LIVE @ ISTE 2024: Exclusive Coverage

Two people connect two puzzle pieces, illustrating how you can stay connected with your teachers over the summer.

5 ways to stay connected with your teachers this summer

Here’s how one principal uses June and July to tie a bow on one year and set the stage for another

Teachers are dedicated, passionate people, so as a principal I encourage my teachers to recharge their batteries over the summer. At the same time, I try to stay connected enough to them that they’ll come back in late July feeling excited and knowing how much I value them. Here are five ways I use the summer to set the stage for the fall and stay connected with your teachers.

1) Handwritten thank-you notes

Once I get everything settled down from the end of the school year, I hand-write a personal note to every teacher and mail it. Email or text might be quicker, but there’s something so powerful about getting a note from your principal in the mailbox. Starting in mid-June, I write five to seven notes every night until I’ve sent a thank-you note to each of my teachers.

Related content: 4 fun ways principals can boost self-care

This year my notes will all relate to our mindset of the year, “We Are Connected.” These notes don’t have to be long. I just tell each teacher how grateful I am for them, and include one personal thing such as, “I know this year was hard because you had a baby and you were learning to balance, but you rocked it. I just wanted you to know how proud I am of you for that.” Or, “Hey, you ended your first year! Take a deep breath. Enjoy the summer and know that you’re appreciated.”

2) Grade-level play dates

Every summer I encourage my grade chairs and teachers to get together as a grade level and play. It could be a pool party at somebody’s house. It could be going to a movie together. Research shows that if you connect personally with someone, it leads to more trust between you. In the summer, when everything is not so hectic, you can bond differently than you do during the school year and stay connected with your teachers in a new way.

3) Sharing wacky pictures

Another way we bond over the summer is through our Facebook group for teachers and staff. We post challenges every week like, “Who’s the farthest from the school right now?” So if somebody is on a trip to Italy, they can post a photo and win a prize.

We might just ask, “What’s everybody doing today?” People will send in pictures of their feet at the beach, or maybe somebody is with their child getting their wisdom teeth pulled. That also helps us know if we need to check on them to see if they need anything.

Mostly, though, it’s fun stuff like who can send the wackiest picture.

4) Personal tours of the school

At the beginning of July, we bring all of our new staff together. We meet up at the school at about 4:00, and I give them a personal tour of the school. Our school is huge, so they really appreciate having someone tell them, “This is where you put your lunch,” or “This is the machine that has the good, crunchy ice.”

Related content: 3 quick and easy ways I connect with parents

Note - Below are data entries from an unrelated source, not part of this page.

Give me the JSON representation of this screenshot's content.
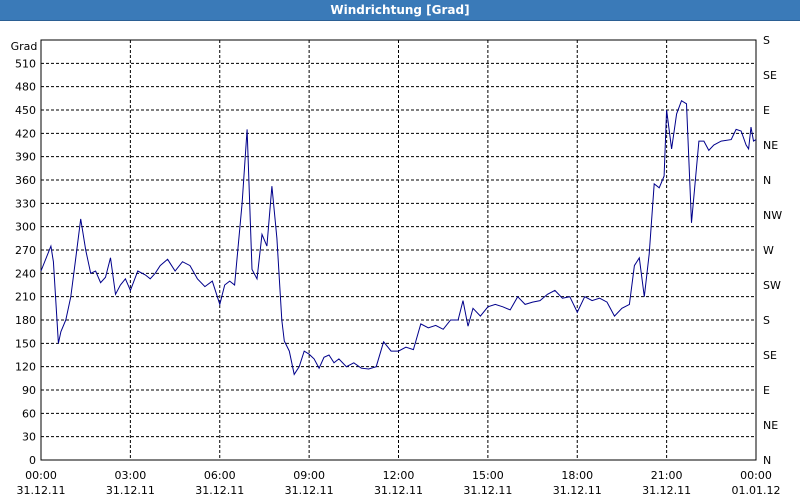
{
  "window": {
    "title": "Windrichtung [Grad]"
  },
  "chart_data": {
    "type": "line",
    "title": "Windrichtung [Grad]",
    "ylabel": "Grad",
    "ylim": [
      0,
      540
    ],
    "yticks": [
      0,
      30,
      60,
      90,
      120,
      150,
      180,
      210,
      240,
      270,
      300,
      330,
      360,
      390,
      420,
      450,
      480,
      510
    ],
    "right_ticks": [
      {
        "value": 0,
        "label": "N"
      },
      {
        "value": 45,
        "label": "NE"
      },
      {
        "value": 90,
        "label": "E"
      },
      {
        "value": 135,
        "label": "SE"
      },
      {
        "value": 180,
        "label": "S"
      },
      {
        "value": 225,
        "label": "SW"
      },
      {
        "value": 270,
        "label": "W"
      },
      {
        "value": 315,
        "label": "NW"
      },
      {
        "value": 360,
        "label": "N"
      },
      {
        "value": 405,
        "label": "NE"
      },
      {
        "value": 450,
        "label": "E"
      },
      {
        "value": 495,
        "label": "SE"
      },
      {
        "value": 540,
        "label": "S"
      }
    ],
    "xlim": [
      "31.12.11 00:00",
      "01.01.12 00:00"
    ],
    "xticks": [
      {
        "time": "00:00",
        "date": "31.12.11"
      },
      {
        "time": "03:00",
        "date": "31.12.11"
      },
      {
        "time": "06:00",
        "date": "31.12.11"
      },
      {
        "time": "09:00",
        "date": "31.12.11"
      },
      {
        "time": "12:00",
        "date": "31.12.11"
      },
      {
        "time": "15:00",
        "date": "31.12.11"
      },
      {
        "time": "18:00",
        "date": "31.12.11"
      },
      {
        "time": "21:00",
        "date": "31.12.11"
      },
      {
        "time": "00:00",
        "date": "01.01.12"
      }
    ],
    "grid": true,
    "series": [
      {
        "color": "#00008b",
        "points": [
          [
            "00:00",
            243
          ],
          [
            "00:20",
            275
          ],
          [
            "00:25",
            255
          ],
          [
            "00:35",
            150
          ],
          [
            "00:40",
            165
          ],
          [
            "00:50",
            180
          ],
          [
            "01:00",
            210
          ],
          [
            "01:10",
            260
          ],
          [
            "01:20",
            310
          ],
          [
            "01:30",
            270
          ],
          [
            "01:40",
            240
          ],
          [
            "01:50",
            243
          ],
          [
            "02:00",
            228
          ],
          [
            "02:10",
            235
          ],
          [
            "02:20",
            260
          ],
          [
            "02:30",
            213
          ],
          [
            "02:40",
            225
          ],
          [
            "02:50",
            233
          ],
          [
            "03:00",
            218
          ],
          [
            "03:15",
            243
          ],
          [
            "03:30",
            238
          ],
          [
            "03:40",
            233
          ],
          [
            "03:50",
            240
          ],
          [
            "04:00",
            250
          ],
          [
            "04:15",
            258
          ],
          [
            "04:30",
            243
          ],
          [
            "04:45",
            255
          ],
          [
            "05:00",
            250
          ],
          [
            "05:15",
            233
          ],
          [
            "05:30",
            223
          ],
          [
            "05:45",
            230
          ],
          [
            "06:00",
            200
          ],
          [
            "06:10",
            225
          ],
          [
            "06:20",
            230
          ],
          [
            "06:30",
            225
          ],
          [
            "06:45",
            330
          ],
          [
            "06:55",
            425
          ],
          [
            "07:05",
            245
          ],
          [
            "07:15",
            233
          ],
          [
            "07:25",
            290
          ],
          [
            "07:35",
            275
          ],
          [
            "07:45",
            352
          ],
          [
            "07:55",
            285
          ],
          [
            "08:05",
            180
          ],
          [
            "08:10",
            153
          ],
          [
            "08:20",
            140
          ],
          [
            "08:30",
            110
          ],
          [
            "08:40",
            120
          ],
          [
            "08:50",
            140
          ],
          [
            "09:00",
            136
          ],
          [
            "09:10",
            130
          ],
          [
            "09:20",
            118
          ],
          [
            "09:30",
            132
          ],
          [
            "09:40",
            135
          ],
          [
            "09:50",
            125
          ],
          [
            "10:00",
            130
          ],
          [
            "10:15",
            120
          ],
          [
            "10:30",
            125
          ],
          [
            "10:45",
            118
          ],
          [
            "11:00",
            117
          ],
          [
            "11:15",
            120
          ],
          [
            "11:30",
            152
          ],
          [
            "11:45",
            140
          ],
          [
            "12:00",
            140
          ],
          [
            "12:15",
            145
          ],
          [
            "12:30",
            142
          ],
          [
            "12:45",
            175
          ],
          [
            "13:00",
            170
          ],
          [
            "13:15",
            173
          ],
          [
            "13:30",
            168
          ],
          [
            "13:45",
            180
          ],
          [
            "14:00",
            180
          ],
          [
            "14:10",
            205
          ],
          [
            "14:20",
            172
          ],
          [
            "14:30",
            195
          ],
          [
            "14:45",
            185
          ],
          [
            "15:00",
            197
          ],
          [
            "15:15",
            200
          ],
          [
            "15:30",
            197
          ],
          [
            "15:45",
            193
          ],
          [
            "16:00",
            210
          ],
          [
            "16:15",
            200
          ],
          [
            "16:30",
            203
          ],
          [
            "16:45",
            205
          ],
          [
            "17:00",
            213
          ],
          [
            "17:15",
            218
          ],
          [
            "17:30",
            208
          ],
          [
            "17:45",
            210
          ],
          [
            "18:00",
            190
          ],
          [
            "18:15",
            210
          ],
          [
            "18:30",
            205
          ],
          [
            "18:45",
            208
          ],
          [
            "19:00",
            203
          ],
          [
            "19:15",
            185
          ],
          [
            "19:30",
            195
          ],
          [
            "19:45",
            200
          ],
          [
            "19:55",
            250
          ],
          [
            "20:05",
            260
          ],
          [
            "20:15",
            210
          ],
          [
            "20:25",
            265
          ],
          [
            "20:35",
            355
          ],
          [
            "20:45",
            350
          ],
          [
            "20:55",
            365
          ],
          [
            "21:00",
            450
          ],
          [
            "21:10",
            400
          ],
          [
            "21:20",
            445
          ],
          [
            "21:30",
            462
          ],
          [
            "21:40",
            458
          ],
          [
            "21:50",
            305
          ],
          [
            "22:05",
            410
          ],
          [
            "22:15",
            410
          ],
          [
            "22:25",
            398
          ],
          [
            "22:35",
            405
          ],
          [
            "22:50",
            410
          ],
          [
            "23:10",
            412
          ],
          [
            "23:20",
            425
          ],
          [
            "23:30",
            423
          ],
          [
            "23:40",
            405
          ],
          [
            "23:45",
            400
          ],
          [
            "23:50",
            428
          ],
          [
            "23:55",
            410
          ],
          [
            "24:00",
            412
          ]
        ]
      }
    ]
  }
}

If we don’t help them feel at home during the summer, it can be a real distraction once school starts. I know this from experience. I’ll never forget my first year teaching here in Forsyth County. On the first day of school, when it came time for me to take my kids to music, I didn’t know where to go. I was horrified. To keep that from happening to anyone else, I make sure all of our new teachers know where everything is in the school.

5) Answering big (and small) questions

After the tour, we take our new staff out to dinner and I answer every single crazy question the teachers can think of. What are the non-negotiables? What are the real rules of the school? For example, our bell rings at 7:10, and I want every teacher at the door of their classroom, greeting students, at 7:10.

The number one question I get is, “What’s the dress code?” And then it’s the little things like “How do I get school supplies?” “What’s the copy code?”

Answering these questions ahead of time saves me and my staff from having to answer them on the first day of school, when everyone in the building is focused on creating an awesome new year for our students. Staying connected over the summer helps us all feel prepared and excited to jump into the new year.

Sign up for our K-12 newsletter

Newsletter: Innovations in K12 Education
By submitting your information, you agree to our Terms & Conditions and Privacy Policy.

Want to share a great resource? Let us know at

New Resource Center
Explore the latest information we’ve curated to help educators understand and embrace the ever-evolving science of reading.
Get Free Access Today!

"*" indicates required fields

Email Newsletters:

By submitting your information, you agree to our Terms & Conditions and Privacy Policy.

eSchool News uses cookies to improve your experience. Visit our Privacy Policy for more information.